From land speed record-breakers to cars driven by Formula 1 legends, the Chateau Impney Hill Climb course has welcomed cars with incredible history. Even the cars in the Concours d’Elegance, like the ‘Bentley Blower’, have fascinating stories to tell. However, the history of Margaret Parkes’ Austin 7 Chummy has been lost to time.
Margaret bought the 1929 Chummy, known as Clive, at an estate auction six years ago, having been searching for the perfect Austin 7. Sadly, the car’s history is completely unknown – all known documents were destroyed during the liquidation of the estate that the Chummy was acquired from.
Ever since, Margaret has been on a mission to create lots of new memories with the car, including its first competitive motorsport outings: “My little Clive is absolutely fabulous, and I love him to bits. He’s only a little 750cc engine, and he’s only got a maximum speed of 45mph, but by jove, is he happy when he’s running.”
Built between 1922 and 1939, the Austin 7 was one of the most popular cars produced for the British market. Previously, the Austin Motor Company was known for building large, powerful cars, but in 1920, Sir Herbert Austin commenced design on a smaller family car that would be more affordable. The idea was rejected by the board, but Sir Austin refused to give up on it, and funded the project himself.
After several prototypes were completed at the Longbridge factory, the car was released to the public in July 1922, and almost 2,500 were produced in the first year. The car soon became a huge hit, displacing the previous cyclecars that had dominated the market as affordable cars, and a variety of different models were made available, including the two-door open tourers affectionately known as the Chummy. Around 300,000 Austin 7s were produced between 1922 and 1939, but only 10,000 or so are still in existence today.

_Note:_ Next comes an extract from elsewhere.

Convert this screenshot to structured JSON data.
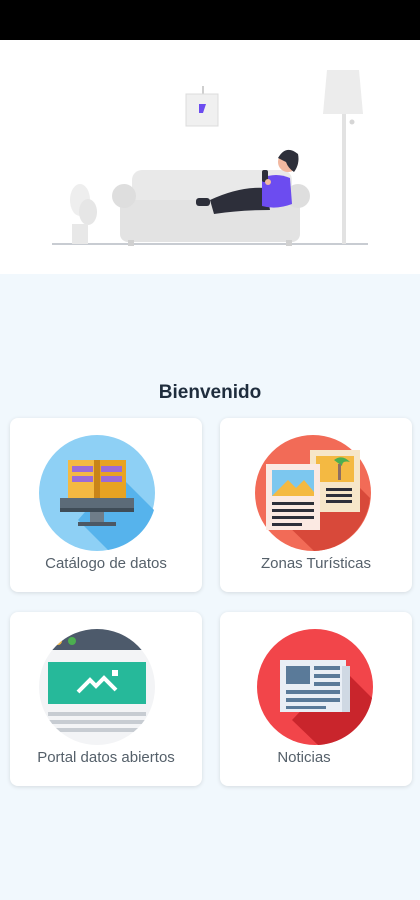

“I’d wanted a Chummy for a long time,” said Margaret. “I’m not a mechanic – I can change a wheel, and sort out the oil and all that, but engineering-wise, you either need to know your stuff or buy what they call ‘a good one’. So Clive came at just the right time.”
This is the first time that Margaret’s Chummy will have ever competed, having been used as a road car for the entirety of its life. As part of her quest to give the car a fantastic new history, Margaret has been enjoying runs out with the ‘Chummy Ladies’, a group of Austin 7 Chummy enthusiasts who travel the length and breadth of the country in search of afternoon teas, historic houses and a good stretch of road.

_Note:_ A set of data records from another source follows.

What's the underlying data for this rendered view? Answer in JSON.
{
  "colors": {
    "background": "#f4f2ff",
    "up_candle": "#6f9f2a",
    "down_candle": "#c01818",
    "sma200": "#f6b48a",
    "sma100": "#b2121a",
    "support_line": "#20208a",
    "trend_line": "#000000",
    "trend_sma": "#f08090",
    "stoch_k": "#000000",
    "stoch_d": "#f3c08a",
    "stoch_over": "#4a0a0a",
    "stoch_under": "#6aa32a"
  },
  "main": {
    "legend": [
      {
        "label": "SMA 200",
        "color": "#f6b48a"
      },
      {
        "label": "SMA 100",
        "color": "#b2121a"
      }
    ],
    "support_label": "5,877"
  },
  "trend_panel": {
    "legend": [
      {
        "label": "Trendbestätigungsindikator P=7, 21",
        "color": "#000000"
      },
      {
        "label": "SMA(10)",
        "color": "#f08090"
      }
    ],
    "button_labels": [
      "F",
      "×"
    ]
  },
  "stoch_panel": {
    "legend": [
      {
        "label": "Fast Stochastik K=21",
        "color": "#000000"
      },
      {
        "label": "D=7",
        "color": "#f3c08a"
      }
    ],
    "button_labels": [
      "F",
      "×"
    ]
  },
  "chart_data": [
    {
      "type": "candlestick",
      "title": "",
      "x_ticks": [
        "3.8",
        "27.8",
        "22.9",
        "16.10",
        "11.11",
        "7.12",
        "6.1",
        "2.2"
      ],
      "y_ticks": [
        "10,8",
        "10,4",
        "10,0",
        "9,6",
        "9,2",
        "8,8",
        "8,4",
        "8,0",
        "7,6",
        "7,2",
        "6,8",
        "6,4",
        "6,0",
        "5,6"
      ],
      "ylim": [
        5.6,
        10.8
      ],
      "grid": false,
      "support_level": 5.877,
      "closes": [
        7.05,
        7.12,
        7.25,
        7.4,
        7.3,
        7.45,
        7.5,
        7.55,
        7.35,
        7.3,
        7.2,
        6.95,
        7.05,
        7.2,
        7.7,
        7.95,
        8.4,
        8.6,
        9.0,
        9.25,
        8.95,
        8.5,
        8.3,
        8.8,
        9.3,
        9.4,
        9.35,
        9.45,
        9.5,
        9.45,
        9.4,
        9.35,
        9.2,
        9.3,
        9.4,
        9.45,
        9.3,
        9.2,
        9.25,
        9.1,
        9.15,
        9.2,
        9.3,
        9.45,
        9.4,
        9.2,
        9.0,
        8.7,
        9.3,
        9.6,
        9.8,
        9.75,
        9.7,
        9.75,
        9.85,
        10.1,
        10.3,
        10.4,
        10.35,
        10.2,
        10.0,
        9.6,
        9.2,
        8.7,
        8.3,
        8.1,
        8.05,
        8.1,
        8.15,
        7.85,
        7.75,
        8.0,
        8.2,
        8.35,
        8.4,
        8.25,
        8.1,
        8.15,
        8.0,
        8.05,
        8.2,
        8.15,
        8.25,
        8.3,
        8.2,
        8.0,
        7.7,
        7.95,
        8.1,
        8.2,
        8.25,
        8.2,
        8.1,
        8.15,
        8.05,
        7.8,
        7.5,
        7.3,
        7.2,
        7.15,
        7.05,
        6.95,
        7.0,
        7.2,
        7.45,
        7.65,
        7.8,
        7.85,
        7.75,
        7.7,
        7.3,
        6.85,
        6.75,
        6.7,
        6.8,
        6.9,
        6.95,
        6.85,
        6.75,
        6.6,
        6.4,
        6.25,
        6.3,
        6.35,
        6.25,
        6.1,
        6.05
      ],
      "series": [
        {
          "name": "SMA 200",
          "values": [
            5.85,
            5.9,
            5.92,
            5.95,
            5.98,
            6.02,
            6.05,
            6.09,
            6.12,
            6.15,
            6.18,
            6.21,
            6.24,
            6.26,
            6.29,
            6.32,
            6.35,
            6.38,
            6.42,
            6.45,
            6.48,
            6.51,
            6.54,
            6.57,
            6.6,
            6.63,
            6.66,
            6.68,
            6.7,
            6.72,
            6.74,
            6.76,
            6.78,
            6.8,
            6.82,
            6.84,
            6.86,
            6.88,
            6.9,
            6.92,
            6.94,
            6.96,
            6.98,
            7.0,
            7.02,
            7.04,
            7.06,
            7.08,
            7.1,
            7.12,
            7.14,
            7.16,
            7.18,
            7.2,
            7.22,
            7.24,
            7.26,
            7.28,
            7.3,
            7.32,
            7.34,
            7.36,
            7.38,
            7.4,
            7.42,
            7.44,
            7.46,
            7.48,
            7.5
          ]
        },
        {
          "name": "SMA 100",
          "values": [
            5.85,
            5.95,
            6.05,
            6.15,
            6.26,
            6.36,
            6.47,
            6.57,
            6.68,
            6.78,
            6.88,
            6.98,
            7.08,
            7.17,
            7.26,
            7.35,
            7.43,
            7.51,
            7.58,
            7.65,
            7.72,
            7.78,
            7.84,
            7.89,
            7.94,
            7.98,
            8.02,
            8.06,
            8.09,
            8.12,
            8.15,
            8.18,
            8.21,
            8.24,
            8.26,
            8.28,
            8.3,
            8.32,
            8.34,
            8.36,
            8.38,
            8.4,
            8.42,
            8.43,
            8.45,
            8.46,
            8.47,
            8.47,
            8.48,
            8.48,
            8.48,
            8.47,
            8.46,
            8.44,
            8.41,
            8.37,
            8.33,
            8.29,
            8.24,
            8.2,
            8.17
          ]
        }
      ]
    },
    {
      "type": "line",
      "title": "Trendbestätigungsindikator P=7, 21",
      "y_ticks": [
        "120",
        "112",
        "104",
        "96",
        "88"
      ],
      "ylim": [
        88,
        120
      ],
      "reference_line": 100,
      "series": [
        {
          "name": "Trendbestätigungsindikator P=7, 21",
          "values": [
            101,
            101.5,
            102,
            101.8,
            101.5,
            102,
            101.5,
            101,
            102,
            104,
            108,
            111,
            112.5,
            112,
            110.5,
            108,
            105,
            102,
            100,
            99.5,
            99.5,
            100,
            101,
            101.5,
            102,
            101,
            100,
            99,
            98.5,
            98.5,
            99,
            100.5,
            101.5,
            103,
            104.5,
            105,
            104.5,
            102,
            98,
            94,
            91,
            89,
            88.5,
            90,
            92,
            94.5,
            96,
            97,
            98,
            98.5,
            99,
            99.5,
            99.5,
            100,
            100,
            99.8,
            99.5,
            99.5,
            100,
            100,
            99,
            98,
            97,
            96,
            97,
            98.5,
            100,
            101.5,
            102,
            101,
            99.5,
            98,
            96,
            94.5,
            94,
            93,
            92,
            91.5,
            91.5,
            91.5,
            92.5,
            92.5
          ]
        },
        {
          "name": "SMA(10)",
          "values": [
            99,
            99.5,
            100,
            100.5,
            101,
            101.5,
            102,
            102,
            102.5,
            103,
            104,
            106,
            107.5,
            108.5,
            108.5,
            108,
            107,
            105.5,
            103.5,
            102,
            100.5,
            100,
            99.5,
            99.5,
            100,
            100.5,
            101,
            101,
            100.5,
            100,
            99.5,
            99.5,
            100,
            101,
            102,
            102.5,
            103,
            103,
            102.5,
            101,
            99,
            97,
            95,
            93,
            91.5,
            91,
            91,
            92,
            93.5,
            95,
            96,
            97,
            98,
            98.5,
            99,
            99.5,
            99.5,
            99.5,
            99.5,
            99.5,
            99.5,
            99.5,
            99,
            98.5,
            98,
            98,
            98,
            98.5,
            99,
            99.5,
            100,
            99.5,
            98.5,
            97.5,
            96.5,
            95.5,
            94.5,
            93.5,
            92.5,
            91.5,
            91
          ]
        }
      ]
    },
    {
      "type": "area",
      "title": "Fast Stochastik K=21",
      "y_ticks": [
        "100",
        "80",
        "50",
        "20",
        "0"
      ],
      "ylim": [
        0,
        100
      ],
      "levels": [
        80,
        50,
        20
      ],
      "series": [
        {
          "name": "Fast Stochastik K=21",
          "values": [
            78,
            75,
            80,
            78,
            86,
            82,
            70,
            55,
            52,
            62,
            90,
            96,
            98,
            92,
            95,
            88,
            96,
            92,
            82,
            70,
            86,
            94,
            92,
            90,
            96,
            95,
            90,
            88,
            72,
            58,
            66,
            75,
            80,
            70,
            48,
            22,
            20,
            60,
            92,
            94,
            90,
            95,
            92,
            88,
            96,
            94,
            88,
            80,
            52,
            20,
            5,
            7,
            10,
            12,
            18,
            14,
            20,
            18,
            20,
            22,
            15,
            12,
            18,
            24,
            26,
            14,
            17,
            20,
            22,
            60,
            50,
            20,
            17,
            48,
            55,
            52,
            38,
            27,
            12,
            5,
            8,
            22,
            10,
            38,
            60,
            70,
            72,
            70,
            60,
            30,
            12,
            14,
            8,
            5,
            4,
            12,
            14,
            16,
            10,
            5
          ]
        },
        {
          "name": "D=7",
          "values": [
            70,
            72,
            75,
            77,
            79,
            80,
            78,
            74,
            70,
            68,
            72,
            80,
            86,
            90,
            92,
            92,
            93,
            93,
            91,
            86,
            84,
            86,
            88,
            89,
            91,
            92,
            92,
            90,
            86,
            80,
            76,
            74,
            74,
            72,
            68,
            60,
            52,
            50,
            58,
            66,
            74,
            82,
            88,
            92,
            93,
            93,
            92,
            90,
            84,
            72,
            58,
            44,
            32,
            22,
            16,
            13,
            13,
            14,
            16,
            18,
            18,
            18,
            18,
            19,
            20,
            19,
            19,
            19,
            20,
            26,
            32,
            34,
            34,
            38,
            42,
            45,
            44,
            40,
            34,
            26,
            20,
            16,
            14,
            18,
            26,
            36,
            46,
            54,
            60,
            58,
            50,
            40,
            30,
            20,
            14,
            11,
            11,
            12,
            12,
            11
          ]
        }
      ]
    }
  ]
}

An average Chummy Ladies tour will add over 400 miles to the odometer over all kinds of terrain, so Margaret is confident that the Chummy will be able to handle the challenging Chateau Impney course. “Oh, he’ll be top notch!” said Margaret. “My mechanic says I can run him from John O’ Groats to Land’s End and back again. But hopefully, my mechanic will come along to the Hill Climb just in case we need to make any adjustments.”
Margaret is no stranger to the Chateau Impney Hill Climb. If you spent any time in the paddock at 2015’s event, you would have heard Margaret making important announcements over the tannoy, calling cars into position and making sure that everything ran on time. However, behind that calm exterior was a burning desire to get off the sidelines and onto the hill.
Thanks to her experience as a paddock marshal, she knows the Chateau Impney course inside-out, and is determined to make sure that the Chummy has a spectacular debut at the Hill Climb.
Margaret will be joined on the hill by her husband, who will be marshalling over the weekend. The two have been marshalling together at various VSCC meets over the past few years and have shared a love of motorsport since they first met. “I’ll have to be very sensible and very careful as I pass him by at the Hill Climb. But he said that they’ll probably go off to lunch when I start, and by the time they’ve come back, I’ll have just reached the top of the hill, which is most unkind!”
“If the Fiat S76 is the ‘Beast of Turin’, then Clive is the ‘Lamb of Longbridge’ – but it’ll be good fun all the same, and I’ll make sure that Clive will be hot-footing it up the hill as fast as he can!”
We wish Margaret the very best of luck, and we look forward to helping her write a new chapter in the Chummy’s story.